Child Support Attorney
Child support is calculated using guidelines established by the State of Georgia. Basic child support is calculated by an excel spreadsheet using the following numbers:
- The monthly gross incomes of both parents;
- The cost of health insurance; and
- Work related child care costs.
As always in the law, even this seemingly simple calculation has numerous complications that can be in dispute and can substantially effect the amount of monthly child support paid.
Calculating the parent’s income is often far from simple. Income includes:
- Commissions, fees and tips;
- Income from self-employment;
- Overtime payments;
- Severance pay;
- Payments from pensions or retirements plans;
- Interest income;
- Dividend income;
- Trust income;
- Income from annuities;
- Capital gains;
- Disability or retirement benefits;
- Unemployment insurance benefits;
- Money received from lawsuits;
- Lottery winnings;
- Alimony received from someone other than the other parent;
- Assets used to support the family;
- Fringe benefits; and
- Other income.
It is vital to include all income from all sources in a parent’s income. If a parent’s income is derived from a privately held business their income will often be in dispute. Is all business revenue being reported? Are the ordinary and necessary business expenses real and legitimate? Does the income from a pass-through entity, such as a S-Corporation, actually pass-through, or is it being held in the company and passed through later after child support has been calculated? If a parent’s income varies from year to year, perhaps because they are paid by commission, their income can be averaged “over a reasonable period of time” to calculate their income. Some income, such as food stamps, cannot be included in the parent’s gross income.
Additionally, a court can impute income to a parent that the parent is not actually earning. Some parent’s may voluntarily reduce their income, or may not earn as much as they can in order to reduce their child support obligation.
This number is usually easy to calculate. It is the amount actually paid by one or both parents for the health insurance of the child. If the child is on a family policy, then the amount of a “child only” policy will be used. If a “child only” policy is not available, the premium will be divided by the number of people on the policy to obtain the amount for the child.
This is the cost of child care actually paid by the parent. The child care must be necessary for the parent’s work, vocational training, or work-related education. The court must determine that the child care is appropriate and in line with the parties’ financial resources.
Deviations from Guidelines Child Support
The calculation of guidelines child support provides a number that is presumed to be correct.
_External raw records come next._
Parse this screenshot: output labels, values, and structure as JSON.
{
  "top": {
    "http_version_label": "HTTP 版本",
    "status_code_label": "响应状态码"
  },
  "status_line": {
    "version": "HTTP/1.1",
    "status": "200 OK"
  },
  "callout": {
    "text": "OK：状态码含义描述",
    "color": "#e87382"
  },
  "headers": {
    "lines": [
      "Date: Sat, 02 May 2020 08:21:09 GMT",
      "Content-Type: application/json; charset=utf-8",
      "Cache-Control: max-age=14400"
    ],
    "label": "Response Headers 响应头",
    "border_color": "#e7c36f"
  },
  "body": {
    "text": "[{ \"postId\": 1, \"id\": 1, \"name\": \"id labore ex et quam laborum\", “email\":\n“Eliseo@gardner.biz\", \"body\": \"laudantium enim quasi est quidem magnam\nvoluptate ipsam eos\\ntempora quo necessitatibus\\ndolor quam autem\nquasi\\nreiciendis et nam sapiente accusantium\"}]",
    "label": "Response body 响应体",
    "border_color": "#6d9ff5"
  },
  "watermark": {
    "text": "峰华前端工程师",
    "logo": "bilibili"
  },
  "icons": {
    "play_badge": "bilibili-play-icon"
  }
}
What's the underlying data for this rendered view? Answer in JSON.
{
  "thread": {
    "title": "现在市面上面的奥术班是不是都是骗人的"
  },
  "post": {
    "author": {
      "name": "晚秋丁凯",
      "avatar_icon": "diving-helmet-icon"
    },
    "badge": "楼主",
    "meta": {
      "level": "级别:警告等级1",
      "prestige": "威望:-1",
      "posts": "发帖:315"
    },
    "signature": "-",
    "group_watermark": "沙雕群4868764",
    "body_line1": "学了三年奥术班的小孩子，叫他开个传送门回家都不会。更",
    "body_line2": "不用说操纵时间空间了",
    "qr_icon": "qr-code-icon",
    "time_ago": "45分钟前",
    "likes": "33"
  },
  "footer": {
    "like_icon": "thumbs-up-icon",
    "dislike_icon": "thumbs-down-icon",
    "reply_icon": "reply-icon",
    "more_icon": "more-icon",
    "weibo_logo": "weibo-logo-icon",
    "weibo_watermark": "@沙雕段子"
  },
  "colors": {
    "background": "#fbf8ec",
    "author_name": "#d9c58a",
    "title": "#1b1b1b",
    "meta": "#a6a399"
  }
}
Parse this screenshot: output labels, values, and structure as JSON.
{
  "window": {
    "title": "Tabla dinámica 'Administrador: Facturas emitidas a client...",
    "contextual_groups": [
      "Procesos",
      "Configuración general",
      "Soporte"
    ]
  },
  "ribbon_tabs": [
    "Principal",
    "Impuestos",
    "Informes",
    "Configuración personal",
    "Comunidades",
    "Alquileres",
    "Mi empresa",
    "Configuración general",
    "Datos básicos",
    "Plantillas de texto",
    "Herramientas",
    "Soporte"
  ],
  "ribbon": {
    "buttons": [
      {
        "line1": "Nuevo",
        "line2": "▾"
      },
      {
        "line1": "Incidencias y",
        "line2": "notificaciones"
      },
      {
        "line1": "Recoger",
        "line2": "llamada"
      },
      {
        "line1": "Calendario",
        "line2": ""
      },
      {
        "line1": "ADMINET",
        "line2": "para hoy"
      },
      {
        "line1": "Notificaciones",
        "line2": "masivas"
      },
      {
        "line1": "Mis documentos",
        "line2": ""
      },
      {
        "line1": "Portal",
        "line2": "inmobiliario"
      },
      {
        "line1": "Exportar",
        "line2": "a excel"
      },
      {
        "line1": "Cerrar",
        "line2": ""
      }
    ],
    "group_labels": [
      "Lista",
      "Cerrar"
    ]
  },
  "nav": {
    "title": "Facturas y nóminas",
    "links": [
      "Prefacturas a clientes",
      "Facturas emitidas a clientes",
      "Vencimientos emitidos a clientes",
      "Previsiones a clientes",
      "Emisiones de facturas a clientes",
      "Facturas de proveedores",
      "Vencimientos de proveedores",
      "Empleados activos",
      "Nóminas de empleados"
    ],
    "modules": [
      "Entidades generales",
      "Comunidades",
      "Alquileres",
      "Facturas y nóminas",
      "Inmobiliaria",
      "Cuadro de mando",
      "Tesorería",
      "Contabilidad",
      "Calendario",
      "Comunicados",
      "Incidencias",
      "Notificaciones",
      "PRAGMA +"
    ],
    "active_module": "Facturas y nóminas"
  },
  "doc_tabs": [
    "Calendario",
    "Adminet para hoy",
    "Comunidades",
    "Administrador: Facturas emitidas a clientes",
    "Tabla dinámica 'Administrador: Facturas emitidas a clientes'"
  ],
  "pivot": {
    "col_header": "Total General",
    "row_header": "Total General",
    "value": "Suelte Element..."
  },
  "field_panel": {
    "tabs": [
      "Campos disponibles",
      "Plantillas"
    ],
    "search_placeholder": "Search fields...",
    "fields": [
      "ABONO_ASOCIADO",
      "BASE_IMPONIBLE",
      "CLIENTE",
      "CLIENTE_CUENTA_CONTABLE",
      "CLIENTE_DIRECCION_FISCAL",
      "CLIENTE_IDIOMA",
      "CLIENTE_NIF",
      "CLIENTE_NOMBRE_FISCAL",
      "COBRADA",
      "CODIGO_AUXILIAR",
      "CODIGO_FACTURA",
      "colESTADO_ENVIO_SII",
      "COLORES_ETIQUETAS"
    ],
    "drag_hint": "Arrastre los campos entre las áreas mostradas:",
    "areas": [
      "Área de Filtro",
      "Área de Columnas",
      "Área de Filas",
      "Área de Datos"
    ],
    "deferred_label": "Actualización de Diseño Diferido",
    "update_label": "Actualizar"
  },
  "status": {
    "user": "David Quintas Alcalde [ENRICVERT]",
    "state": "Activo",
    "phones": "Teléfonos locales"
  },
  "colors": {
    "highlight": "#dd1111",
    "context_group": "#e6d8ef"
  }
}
Deviations from guidelines amount of child support can be allowed if the court finds that: (a) the application of the presumptive amount of child support would be unjust or inappropriate; and (b) that the best interest of the child for whom support is being determined will be served be deviation from the presumptive amount of child support. Such deviations are discretionary and are often a source of contention in setting child support. The following can be the basis for a deviation:
- High income;
- Low income;
- Other health related insurance;
- Life insurance;
- Child and dependent care tax credit;
- Travel expenses;
- Permanency plan or foster care plan;
- Extraordinary expenses;
- Parenting time; and
- Other reasons.
One or more of these possible basis of a deviation will apply in most cases. Most people pay for dental insurance, life insurance, or a mortgage. “Travel expenses” can apply when the parents live far apart and air travel is require for visitation. “Extraordinary expenses” often means private school, costs of activities, and unusual costs for a special needs child. “Parenting time” refers to the noncustodial parent’s time with the child. When that time is unusually large or small a deviation from guidelines child support is possible.
Uninsured Medical Expenses
The child’s medical expenses not covered by health insurance are not used for calculating child support, but are divided between the parents as they are incurred. Each parent is required to pay a percentage of such expenses. The percentage is usually based on the parent’s respective incomes.
The Law Office of Lee S. Ashmore pursues child support cases, modifications, and collections in Brunswick, Georgia at:
The Bank of America Building
777 Gloucester Street, Suite 402
Brunswick, GA 31520
P: (912) 275-7728
F: (912) 342-7142